**WORK REQUEST**
All of the data below is to be output exactly as written.

**EXERCISE INPUT**

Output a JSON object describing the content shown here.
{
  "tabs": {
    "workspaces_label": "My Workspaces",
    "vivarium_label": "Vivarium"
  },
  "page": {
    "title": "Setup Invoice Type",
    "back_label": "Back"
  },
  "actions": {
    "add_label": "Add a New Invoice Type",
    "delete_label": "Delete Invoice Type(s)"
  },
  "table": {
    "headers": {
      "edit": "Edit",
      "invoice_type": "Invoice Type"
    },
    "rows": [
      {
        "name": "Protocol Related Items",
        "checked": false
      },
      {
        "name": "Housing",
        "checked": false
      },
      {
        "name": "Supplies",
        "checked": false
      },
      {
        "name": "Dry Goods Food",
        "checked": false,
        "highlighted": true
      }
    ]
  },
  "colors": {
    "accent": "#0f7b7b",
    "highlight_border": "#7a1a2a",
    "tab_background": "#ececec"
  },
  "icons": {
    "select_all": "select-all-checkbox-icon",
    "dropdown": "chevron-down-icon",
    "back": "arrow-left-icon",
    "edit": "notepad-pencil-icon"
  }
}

**EXERCISE SOLUTION**
Output a JSON object describing the content shown here.
{
  "tabs": {
    "workspaces_label": "My Workspaces",
    "vivarium_label": "Vivarium"
  },
  "page": {
    "title": "Setup Invoice Type",
    "back_label": "Back"
  },
  "actions": {
    "add_label": "Add a New Invoice Type",
    "delete_label": "Delete Invoice Type(s)"
  },
  "table": {
    "headers": {
      "edit": "Edit",
      "invoice_type": "Invoice Type"
    },
    "rows": [
      {
        "name": "Protocol Related Items",
        "checked": false
      },
      {
        "name": "Housing",
        "checked": false
      },
      {
        "name": "Supplies",
        "checked": false
      },
      {
        "name": "Dry Goods Food",
        "checked": false,
        "highlighted": true
      }
    ]
  },
  "colors": {
    "accent": "#0f7b7b",
    "highlight_border": "#7a1a2a",
    "tab_background": "#ececec"
  },
  "icons": {
    "select_all": "select-all-checkbox-icon",
    "dropdown": "chevron-down-icon",
    "back": "arrow-left-icon",
    "edit": "notepad-pencil-icon"
  }
}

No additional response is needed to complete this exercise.